This morning a friend of mine in California, a card-carrying medicinal user, told me she wasn’t surprised to hear the returns. “Too many people have too much money invested in the pot culture to make it legal,” she said. Passing Proposition 19 in California would have allowed people over 21 to carry up to an ounce of marijuana without threat of arrest, and would have allowed consumption in non-public places (home, etc.) where no children are present. It also would have permitted users to maintain private growing plots without risking seizure.
That said, I found my friend’s remarks curious.
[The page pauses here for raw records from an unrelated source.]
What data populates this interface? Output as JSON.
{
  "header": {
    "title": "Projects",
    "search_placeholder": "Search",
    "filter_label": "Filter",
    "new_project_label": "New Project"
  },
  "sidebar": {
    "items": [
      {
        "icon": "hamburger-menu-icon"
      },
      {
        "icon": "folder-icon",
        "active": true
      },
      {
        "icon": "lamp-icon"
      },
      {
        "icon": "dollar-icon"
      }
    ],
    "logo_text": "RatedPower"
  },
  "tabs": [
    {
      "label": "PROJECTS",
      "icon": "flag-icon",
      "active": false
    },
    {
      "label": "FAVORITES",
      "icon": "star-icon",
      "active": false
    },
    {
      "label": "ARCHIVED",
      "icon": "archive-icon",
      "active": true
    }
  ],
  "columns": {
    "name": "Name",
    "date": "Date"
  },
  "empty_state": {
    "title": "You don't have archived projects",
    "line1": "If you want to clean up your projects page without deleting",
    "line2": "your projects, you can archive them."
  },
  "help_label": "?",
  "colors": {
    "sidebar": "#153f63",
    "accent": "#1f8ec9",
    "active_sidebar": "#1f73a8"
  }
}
She didn’t specify if her friends grew cannabis strictly for private use or if they distributed weed – for sale or free – but it led me to wonder if marijuana users voted against the measure to protect their own interests. Thanks to Governor Schwarzenegger, possession isn’t as heinous a crime in California as it once was, so perhaps some people are okay with the risk of getting since only a fine and no jail time is attached. Still, I think about these people my friend mentioned – do they worry about whether or not legalization will force them into paying heavy taxes, or to obtain business licenses, and incur debts as a result? Do they oppose the part of the measure that would have allowed people to grow their own weed, thereby eliminating the need for the cannabis they cultivate?
I think as long as marijuana remains illegal, the stigma remains and grows stronger with each campaign toward total decriminalization. Opponents, naturally, are going to preach that the second cannabis can be bought at Target everybody’s going to run out and get wasted. I look at it this way: you can do the same thing by going to a liquor store, which is legal.
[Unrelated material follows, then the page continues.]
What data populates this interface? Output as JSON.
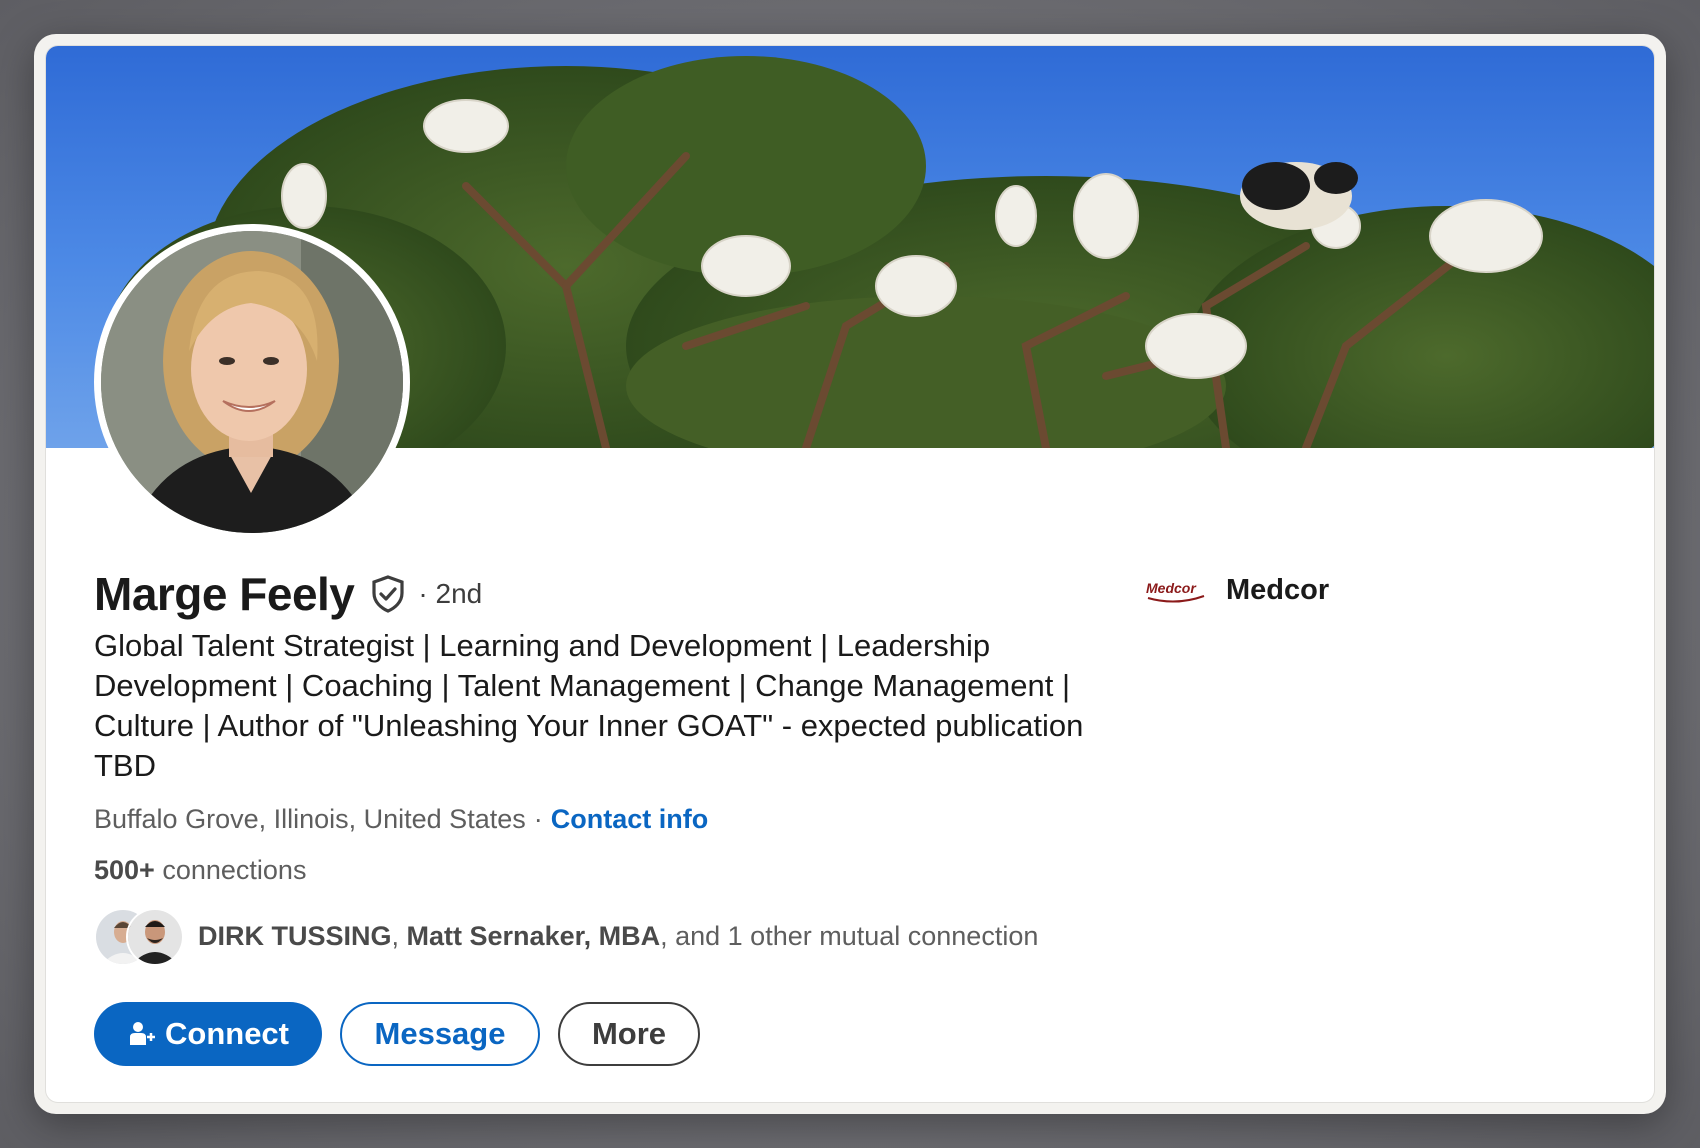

The point of such proposed measures, like the ones also shot down in Oregon and South Dakota yesterday, is to assist those who use marijuana for medicinal purposes to do so without this stigma, and to allow law enforcement to concentrate on bigger problems than the hipster in his apartment toking up while watching television. Had Prop 19 passed in California, would the world have ended? Would people have gone crying into the streets, mourning the decline of civilization? I don’t think so – it would have been business as usual. With the measure failed, people who smoke weed will still do so, and people who don’t will not. People suffering symptoms related to various illnesses, however, may reconsider using cannabis to relieve pain for fear of ridicule or losing a job or getting caught. I’m saddened to think that.
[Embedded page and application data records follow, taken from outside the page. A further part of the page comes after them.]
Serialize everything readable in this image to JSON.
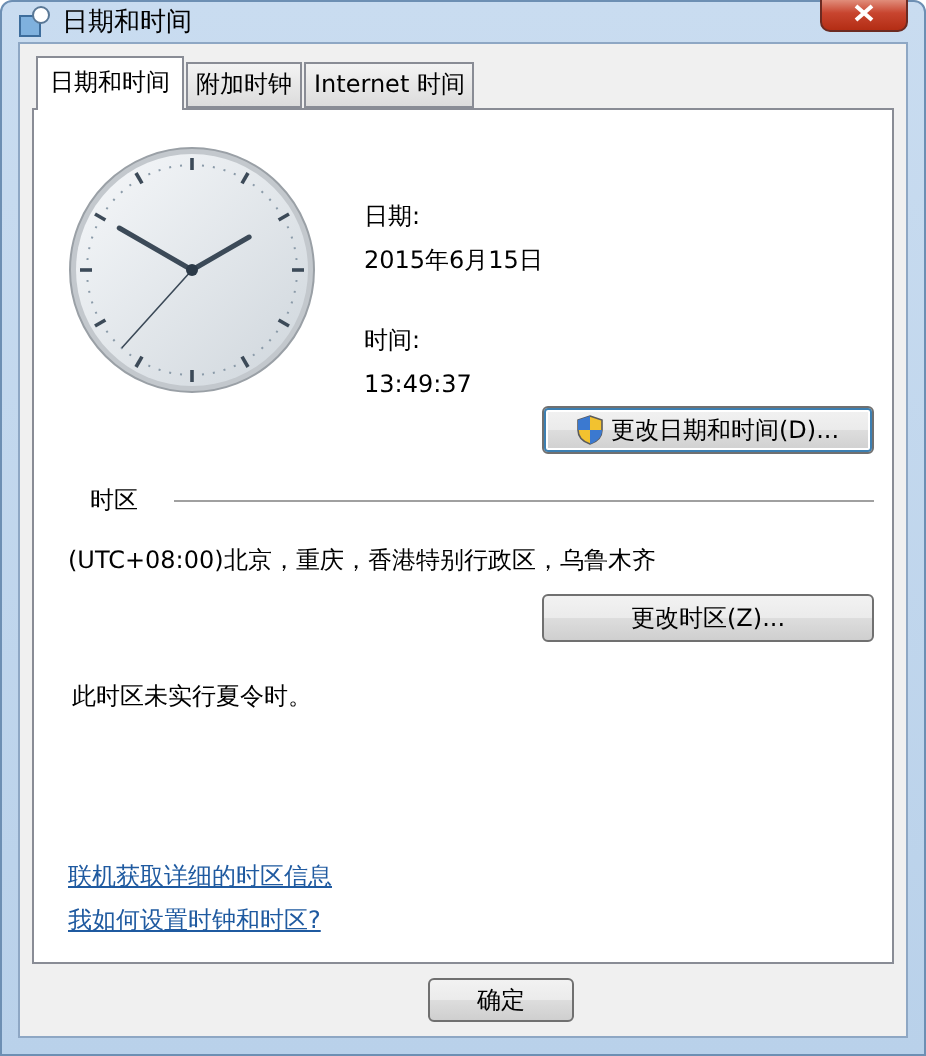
{
  "window": {
    "title": "日期和时间"
  },
  "tabs": [
    {
      "label": "日期和时间",
      "selected": true
    },
    {
      "label": "附加时钟",
      "selected": false
    },
    {
      "label": "Internet 时间",
      "selected": false
    }
  ],
  "date": {
    "label": "日期:",
    "value": "2015年6月15日"
  },
  "time": {
    "label": "时间:",
    "value": "13:49:37"
  },
  "change_datetime_button": "更改日期和时间(D)...",
  "timezone": {
    "heading": "时区",
    "value": "(UTC+08:00)北京，重庆，香港特别行政区，乌鲁木齐",
    "button": "更改时区(Z)...",
    "dst_note": "此时区未实行夏令时。"
  },
  "links": [
    "联机获取详细的时区信息",
    "我如何设置时钟和时区?"
  ],
  "buttons": [
    "确定"
  ]
}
I’ve also read some have maintained the proposition was poorly worded to begin with. Well, there’s always another election nigh. What else can California activists do now, but regroup and try again. Here’s hoping those on both sides of the issue can come to a reasonable agreement.